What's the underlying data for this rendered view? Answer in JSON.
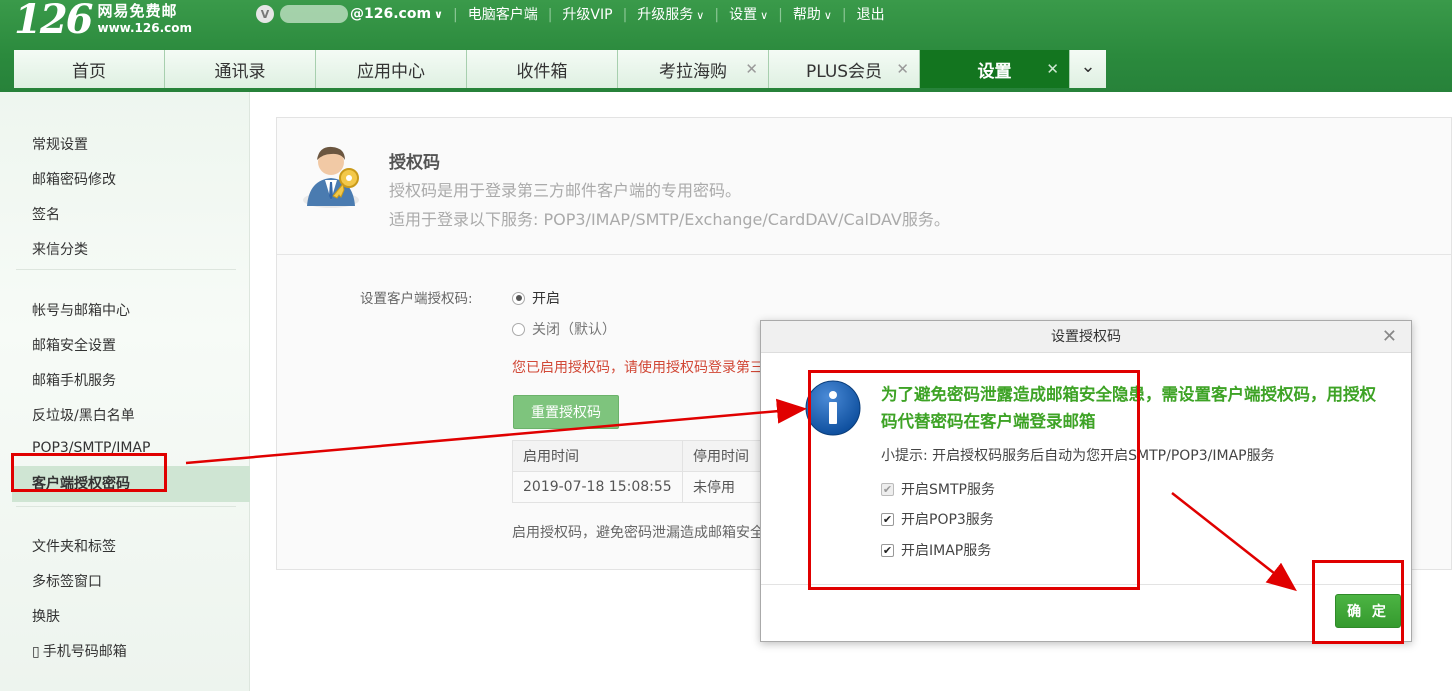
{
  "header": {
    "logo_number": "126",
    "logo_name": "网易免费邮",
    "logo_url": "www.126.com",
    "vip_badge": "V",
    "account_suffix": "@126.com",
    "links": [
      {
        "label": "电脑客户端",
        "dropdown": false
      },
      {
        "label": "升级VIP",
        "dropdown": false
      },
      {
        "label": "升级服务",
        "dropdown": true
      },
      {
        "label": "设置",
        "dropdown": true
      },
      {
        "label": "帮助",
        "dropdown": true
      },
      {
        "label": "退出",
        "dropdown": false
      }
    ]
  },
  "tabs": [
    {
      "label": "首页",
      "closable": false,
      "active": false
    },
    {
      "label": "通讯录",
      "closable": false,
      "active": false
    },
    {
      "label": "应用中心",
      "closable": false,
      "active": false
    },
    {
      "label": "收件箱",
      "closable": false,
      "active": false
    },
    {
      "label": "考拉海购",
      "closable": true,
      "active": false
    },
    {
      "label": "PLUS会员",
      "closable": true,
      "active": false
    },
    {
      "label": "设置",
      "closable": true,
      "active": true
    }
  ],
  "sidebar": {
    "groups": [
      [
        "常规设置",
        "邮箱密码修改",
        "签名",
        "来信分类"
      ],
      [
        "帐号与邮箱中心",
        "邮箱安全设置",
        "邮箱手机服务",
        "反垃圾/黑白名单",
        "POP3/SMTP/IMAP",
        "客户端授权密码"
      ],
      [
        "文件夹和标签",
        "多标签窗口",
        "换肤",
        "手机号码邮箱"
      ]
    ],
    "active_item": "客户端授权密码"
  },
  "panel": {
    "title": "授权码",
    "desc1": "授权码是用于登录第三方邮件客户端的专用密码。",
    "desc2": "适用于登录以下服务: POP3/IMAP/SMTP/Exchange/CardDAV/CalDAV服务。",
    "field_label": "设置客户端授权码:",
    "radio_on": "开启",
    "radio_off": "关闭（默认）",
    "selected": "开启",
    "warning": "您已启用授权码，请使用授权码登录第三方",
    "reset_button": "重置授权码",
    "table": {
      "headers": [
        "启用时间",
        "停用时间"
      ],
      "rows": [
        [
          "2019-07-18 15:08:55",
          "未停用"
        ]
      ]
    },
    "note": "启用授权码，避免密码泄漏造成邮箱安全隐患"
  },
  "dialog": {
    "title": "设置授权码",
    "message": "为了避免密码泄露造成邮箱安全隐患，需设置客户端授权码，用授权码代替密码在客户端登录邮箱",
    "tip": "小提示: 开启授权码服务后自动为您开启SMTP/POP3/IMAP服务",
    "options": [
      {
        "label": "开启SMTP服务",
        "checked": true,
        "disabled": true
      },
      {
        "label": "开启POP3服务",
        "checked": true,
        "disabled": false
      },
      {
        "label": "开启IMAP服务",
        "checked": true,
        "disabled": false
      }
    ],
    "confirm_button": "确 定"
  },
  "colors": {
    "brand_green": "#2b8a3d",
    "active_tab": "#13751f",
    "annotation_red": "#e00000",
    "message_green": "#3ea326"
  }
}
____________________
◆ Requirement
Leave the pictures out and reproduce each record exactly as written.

◆ Result
What's the underlying data for this rendered view? Answer in JSON.
{
  "header": {
    "logo_number": "126",
    "logo_name": "网易免费邮",
    "logo_url": "www.126.com",
    "vip_badge": "V",
    "account_suffix": "@126.com",
    "links": [
      {
        "label": "电脑客户端",
        "dropdown": false
      },
      {
        "label": "升级VIP",
        "dropdown": false
      },
      {
        "label": "升级服务",
        "dropdown": true
      },
      {
        "label": "设置",
        "dropdown": true
      },
      {
        "label": "帮助",
        "dropdown": true
      },
      {
        "label": "退出",
        "dropdown": false
      }
    ]
  },
  "tabs": [
    {
      "label": "首页",
      "closable": false,
      "active": false
    },
    {
      "label": "通讯录",
      "closable": false,
      "active": false
    },
    {
      "label": "应用中心",
      "closable": false,
      "active": false
    },
    {
      "label": "收件箱",
      "closable": false,
      "active": false
    },
    {
      "label": "考拉海购",
      "closable": true,
      "active": false
    },
    {
      "label": "PLUS会员",
      "closable": true,
      "active": false
    },
    {
      "label": "设置",
      "closable": true,
      "active": true
    }
  ],
  "sidebar": {
    "groups": [
      [
        "常规设置",
        "邮箱密码修改",
        "签名",
        "来信分类"
      ],
      [
        "帐号与邮箱中心",
        "邮箱安全设置",
        "邮箱手机服务",
        "反垃圾/黑白名单",
        "POP3/SMTP/IMAP",
        "客户端授权密码"
      ],
      [
        "文件夹和标签",
        "多标签窗口",
        "换肤",
        "手机号码邮箱"
      ]
    ],
    "active_item": "客户端授权密码"
  },
  "panel": {
    "title": "授权码",
    "desc1": "授权码是用于登录第三方邮件客户端的专用密码。",
    "desc2": "适用于登录以下服务: POP3/IMAP/SMTP/Exchange/CardDAV/CalDAV服务。",
    "field_label": "设置客户端授权码:",
    "radio_on": "开启",
    "radio_off": "关闭（默认）",
    "selected": "开启",
    "warning": "您已启用授权码，请使用授权码登录第三方",
    "reset_button": "重置授权码",
    "table": {
      "headers": [
        "启用时间",
        "停用时间"
      ],
      "rows": [
        [
          "2019-07-18 15:08:55",
          "未停用"
        ]
      ]
    },
    "note": "启用授权码，避免密码泄漏造成邮箱安全隐患"
  },
  "dialog": {
    "title": "设置授权码",
    "message": "为了避免密码泄露造成邮箱安全隐患，需设置客户端授权码，用授权码代替密码在客户端登录邮箱",
    "tip": "小提示: 开启授权码服务后自动为您开启SMTP/POP3/IMAP服务",
    "options": [
      {
        "label": "开启SMTP服务",
        "checked": true,
        "disabled": true
      },
      {
        "label": "开启POP3服务",
        "checked": true,
        "disabled": false
      },
      {
        "label": "开启IMAP服务",
        "checked": true,
        "disabled": false
      }
    ],
    "confirm_button": "确 定"
  },
  "colors": {
    "brand_green": "#2b8a3d",
    "active_tab": "#13751f",
    "annotation_red": "#e00000",
    "message_green": "#3ea326"
  }
}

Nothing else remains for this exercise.